MAKKUM – The 19m RSC1900 that Bloemsma Aluminumbouw makes in this wind-swept northern Dutch town offers the best of two words.

It is a singled-handed bluewater cruiser with a beautiful low deck saloon and built to super yacht standards. It needs no crew to make its way around the globe. At the same time it is a competitive racer with top-notch systems. Last summer, the first RSC1900 was launched. The engineering of #2 is making good tracks and a 22m version looms over the horizon.

The man behind the RSC1900 is businessman (and avid sailor and mechanical engineer) Kenneth Tjon. “We have developed a modular concept for semi-serial construction,” he tells this newsletter. “That saves time – read: costs – while the quality is high. Compare it to the car industry. Its suppliers prepare all products in-house so they can be quickly assembled.”

Same with the RSC1900, including its interior which is mounted in modules. “This building method requires thorough engineering from the get-go,” says Tjon. “Everything must be worked out down to the smallest detail.” This approach worked well during the construction of the 1st RSC1900. The cutting package was delivered in phases in ready-to-use parts.

Kees van de Stadt of Satellite Yacht Design handled the design and naval architecture of the RSC1900. (RSC stands for ‘Raised Saloon Cruiser’).

“The yacht is made for the Mediterranean Sea and similar sunny waters,” says Van de Stadt. He gave it a spacious cockpit and lots of sun deck. The deck saloon provides ample light inside and the yacht boasts many handy details such as the below-deck main sheet and self-tacking jib”.
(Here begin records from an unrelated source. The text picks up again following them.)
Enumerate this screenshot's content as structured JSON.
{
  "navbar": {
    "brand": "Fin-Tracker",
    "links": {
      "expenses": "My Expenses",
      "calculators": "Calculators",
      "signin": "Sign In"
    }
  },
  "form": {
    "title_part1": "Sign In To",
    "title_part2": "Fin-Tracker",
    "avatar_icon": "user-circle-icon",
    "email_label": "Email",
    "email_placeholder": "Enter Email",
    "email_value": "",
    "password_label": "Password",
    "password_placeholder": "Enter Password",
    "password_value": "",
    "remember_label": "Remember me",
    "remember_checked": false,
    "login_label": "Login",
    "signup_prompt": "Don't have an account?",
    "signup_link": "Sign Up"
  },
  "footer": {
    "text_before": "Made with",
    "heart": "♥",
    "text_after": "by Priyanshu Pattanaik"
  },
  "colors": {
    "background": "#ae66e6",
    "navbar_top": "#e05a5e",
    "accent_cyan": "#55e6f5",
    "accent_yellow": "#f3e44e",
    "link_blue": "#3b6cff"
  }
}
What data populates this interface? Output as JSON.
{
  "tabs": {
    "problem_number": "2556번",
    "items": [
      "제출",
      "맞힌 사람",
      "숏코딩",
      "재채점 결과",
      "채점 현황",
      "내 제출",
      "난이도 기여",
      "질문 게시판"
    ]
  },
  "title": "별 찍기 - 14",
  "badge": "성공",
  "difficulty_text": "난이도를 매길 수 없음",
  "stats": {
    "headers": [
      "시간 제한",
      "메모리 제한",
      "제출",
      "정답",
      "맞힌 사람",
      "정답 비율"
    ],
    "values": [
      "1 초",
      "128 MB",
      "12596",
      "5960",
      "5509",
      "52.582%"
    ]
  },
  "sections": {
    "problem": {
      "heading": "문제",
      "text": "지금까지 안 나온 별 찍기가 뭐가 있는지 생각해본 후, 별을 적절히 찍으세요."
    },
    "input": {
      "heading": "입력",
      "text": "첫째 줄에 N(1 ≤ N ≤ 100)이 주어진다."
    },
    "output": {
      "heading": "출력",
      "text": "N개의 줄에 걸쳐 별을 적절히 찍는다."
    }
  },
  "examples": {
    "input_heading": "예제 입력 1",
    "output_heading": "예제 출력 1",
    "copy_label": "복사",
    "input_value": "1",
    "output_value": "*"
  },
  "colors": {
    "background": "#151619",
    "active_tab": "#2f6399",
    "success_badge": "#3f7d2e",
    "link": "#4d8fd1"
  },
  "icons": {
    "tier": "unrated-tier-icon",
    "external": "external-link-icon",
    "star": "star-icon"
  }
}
Automated systems make it possible for the RSC1900 to be sailed singlehandedly but can accommodate long-stay guests. There is a large owner’s cabin at the stern, two fully equipped guest cabins, plus berths for the crew. Up front is a sail storage-annex-workshop.